▶ Exercise details
In full and exactly, please return the records, but keep out the pictures.

##########

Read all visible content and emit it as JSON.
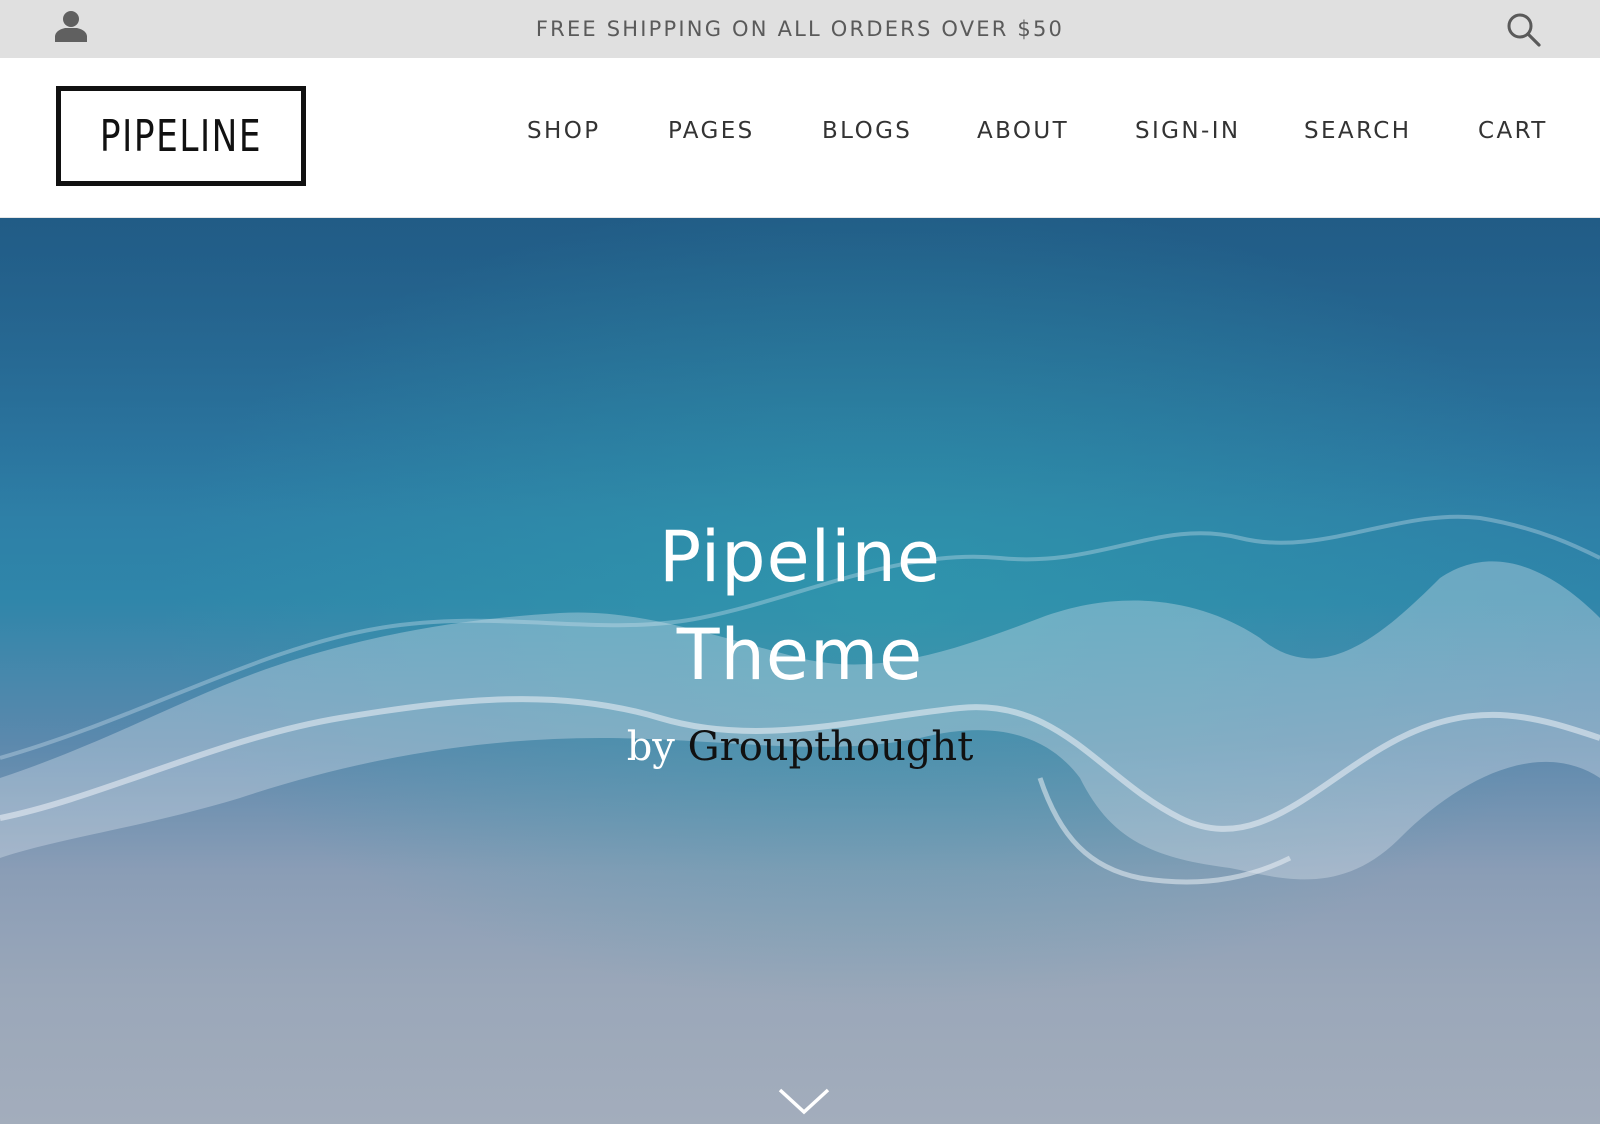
{
  "announcement": {
    "text": "FREE SHIPPING ON ALL ORDERS OVER $50",
    "account_icon": "person-icon",
    "search_icon": "search-icon"
  },
  "header": {
    "logo_text": "PIPELINE",
    "nav": [
      {
        "label": "SHOP"
      },
      {
        "label": "PAGES"
      },
      {
        "label": "BLOGS"
      },
      {
        "label": "ABOUT"
      },
      {
        "label": "SIGN-IN"
      },
      {
        "label": "SEARCH"
      },
      {
        "label": "CART"
      }
    ]
  },
  "hero": {
    "title_line1": "Pipeline",
    "title_line2": "Theme",
    "subtitle_by": "by",
    "subtitle_author": "Groupthought",
    "scroll_icon": "chevron-down-icon"
  },
  "colors": {
    "announcement_bg": "#e0e0e0",
    "ocean_deep": "#2a6b97",
    "sand": "#a3adbc"
  }
}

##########

▶ Output for this exercise
Read all visible content and emit it as JSON.
{
  "announcement": {
    "text": "FREE SHIPPING ON ALL ORDERS OVER $50",
    "account_icon": "person-icon",
    "search_icon": "search-icon"
  },
  "header": {
    "logo_text": "PIPELINE",
    "nav": [
      {
        "label": "SHOP"
      },
      {
        "label": "PAGES"
      },
      {
        "label": "BLOGS"
      },
      {
        "label": "ABOUT"
      },
      {
        "label": "SIGN-IN"
      },
      {
        "label": "SEARCH"
      },
      {
        "label": "CART"
      }
    ]
  },
  "hero": {
    "title_line1": "Pipeline",
    "title_line2": "Theme",
    "subtitle_by": "by",
    "subtitle_author": "Groupthought",
    "scroll_icon": "chevron-down-icon"
  },
  "colors": {
    "announcement_bg": "#e0e0e0",
    "ocean_deep": "#2a6b97",
    "sand": "#a3adbc"
  }
}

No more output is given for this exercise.